◆ **Task details**
From the entries below, count every line that contains the word "title". Please give the number and nothing else.

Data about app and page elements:
BEGIN
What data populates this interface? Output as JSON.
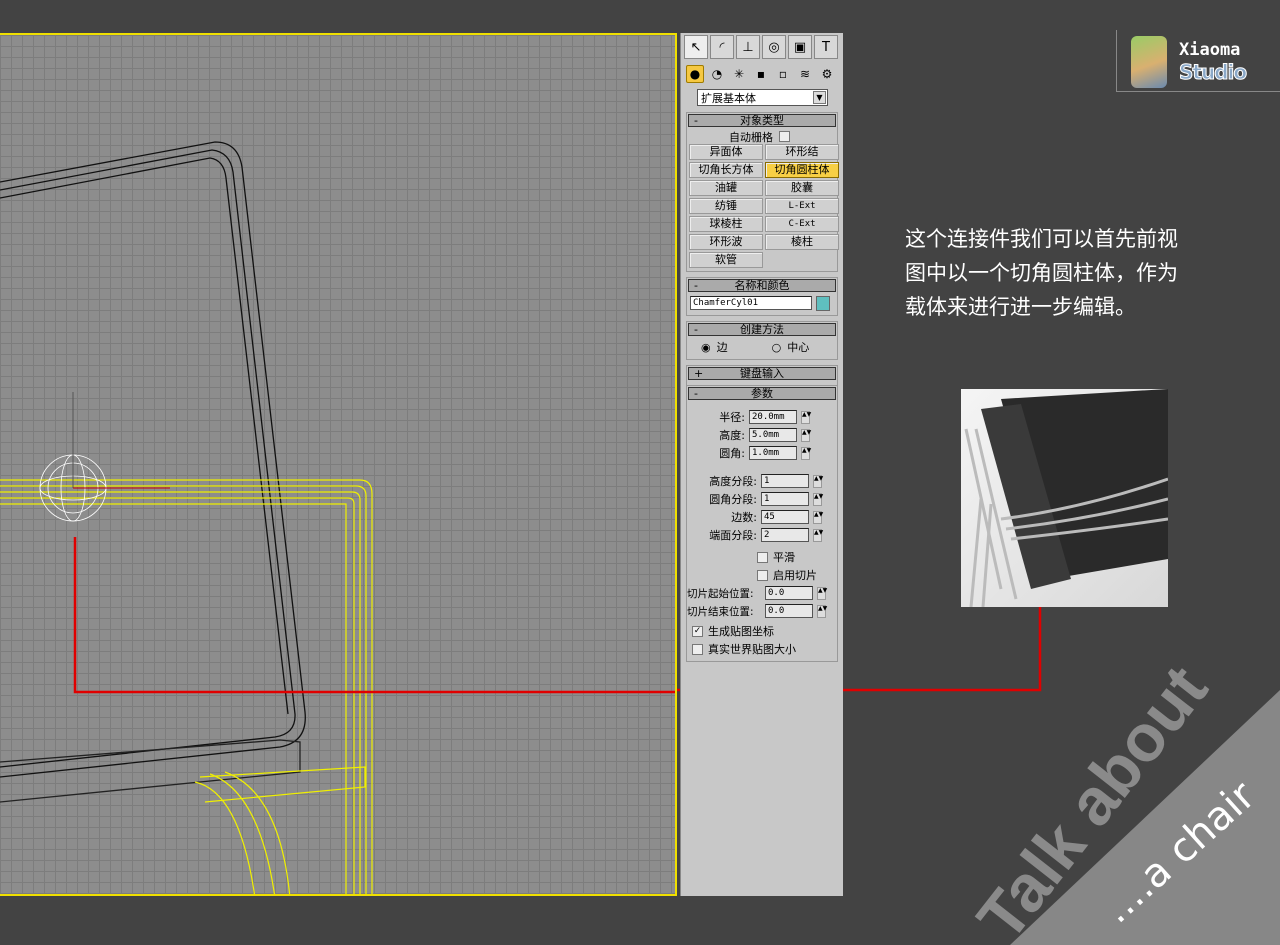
{
  "panel": {
    "tabs": [
      "create-icon",
      "modify-icon",
      "hierarchy-icon",
      "motion-icon",
      "display-icon",
      "utilities-icon"
    ],
    "subtabs": [
      "geometry-icon",
      "shapes-icon",
      "lights-icon",
      "cameras-icon",
      "helpers-icon",
      "spacewarps-icon",
      "systems-icon"
    ],
    "category": "扩展基本体",
    "object_type": {
      "title": "对象类型",
      "autogrid": "自动栅格",
      "buttons": [
        "异面体",
        "环形结",
        "切角长方体",
        "切角圆柱体",
        "油罐",
        "胶囊",
        "纺锤",
        "L-Ext",
        "球棱柱",
        "C-Ext",
        "环形波",
        "棱柱",
        "软管"
      ],
      "active": "切角圆柱体"
    },
    "name_color": {
      "title": "名称和颜色",
      "name": "ChamferCyl01",
      "color": "#5fbfbf"
    },
    "creation": {
      "title": "创建方法",
      "edge": "边",
      "center": "中心",
      "selected": "边"
    },
    "keyboard": {
      "title": "键盘输入"
    },
    "params": {
      "title": "参数",
      "radius_label": "半径:",
      "radius": "20.0mm",
      "height_label": "高度:",
      "height": "5.0mm",
      "fillet_label": "圆角:",
      "fillet": "1.0mm",
      "hseg_label": "高度分段:",
      "hseg": "1",
      "fseg_label": "圆角分段:",
      "fseg": "1",
      "sides_label": "边数:",
      "sides": "45",
      "cseg_label": "端面分段:",
      "cseg": "2",
      "smooth": "平滑",
      "slice_on": "启用切片",
      "slice_from_label": "切片起始位置:",
      "slice_from": "0.0",
      "slice_to_label": "切片结束位置:",
      "slice_to": "0.0",
      "gen_map": "生成贴图坐标",
      "real_world": "真实世界贴图大小"
    }
  },
  "description": "这个连接件我们可以首先前视图中以一个切角圆柱体，作为载体来进行进一步编辑。",
  "logo": {
    "line1": "Xiaoma",
    "line2": "Studio"
  },
  "tagline": {
    "main": "Talk about",
    "sub": "....a chair"
  },
  "colors": {
    "accent": "#f7cf45",
    "callout": "#e00000",
    "selection": "#f0f000"
  }
}
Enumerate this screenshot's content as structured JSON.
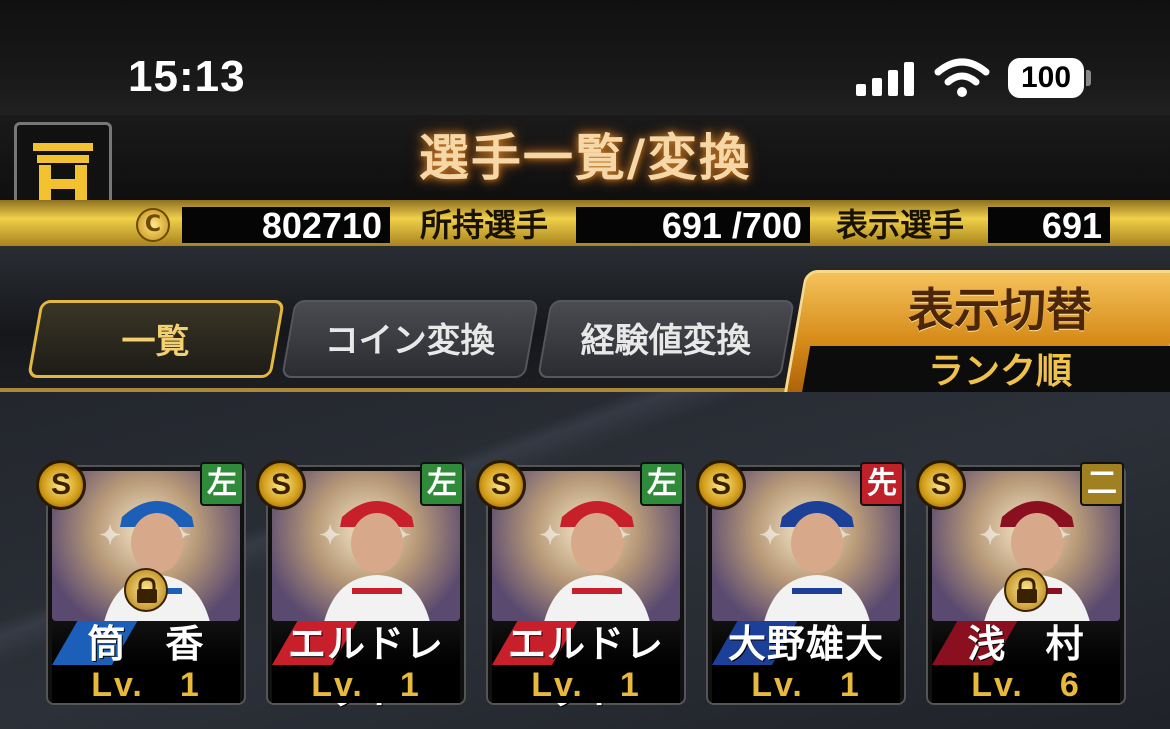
{
  "status_bar": {
    "time": "15:13",
    "battery": "100",
    "signal_icon": "cellular-signal-icon",
    "wifi_icon": "wifi-icon"
  },
  "header": {
    "title": "選手一覧/変換",
    "logo_icon": "team-logo-icon"
  },
  "info_bar": {
    "coin_icon": "coin-icon",
    "coins": "802710",
    "owned_label": "所持選手",
    "owned_value": "691 /700",
    "shown_label": "表示選手",
    "shown_value": "691"
  },
  "tabs": [
    {
      "label": "一覧",
      "active": true
    },
    {
      "label": "コイン変換",
      "active": false
    },
    {
      "label": "経験値変換",
      "active": false
    }
  ],
  "display_toggle": {
    "title": "表示切替",
    "value": "ランク順"
  },
  "cards": [
    {
      "rank": "S",
      "position": "左",
      "position_color": "#2f8a3a",
      "name": "筒　香",
      "level": "Lv.　1",
      "locked": true,
      "team_color": "#1c5fb8"
    },
    {
      "rank": "S",
      "position": "左",
      "position_color": "#2f8a3a",
      "name": "エルドレッド",
      "level": "Lv.　1",
      "locked": false,
      "team_color": "#c8202a"
    },
    {
      "rank": "S",
      "position": "左",
      "position_color": "#2f8a3a",
      "name": "エルドレッド",
      "level": "Lv.　1",
      "locked": false,
      "team_color": "#c8202a"
    },
    {
      "rank": "S",
      "position": "先",
      "position_color": "#c02028",
      "name": "大野雄大",
      "level": "Lv.　1",
      "locked": false,
      "team_color": "#1c3f98"
    },
    {
      "rank": "S",
      "position": "二",
      "position_color": "#a08020",
      "name": "浅　村",
      "level": "Lv.　6",
      "locked": true,
      "team_color": "#8a1020"
    }
  ]
}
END
◆ **Response area**
7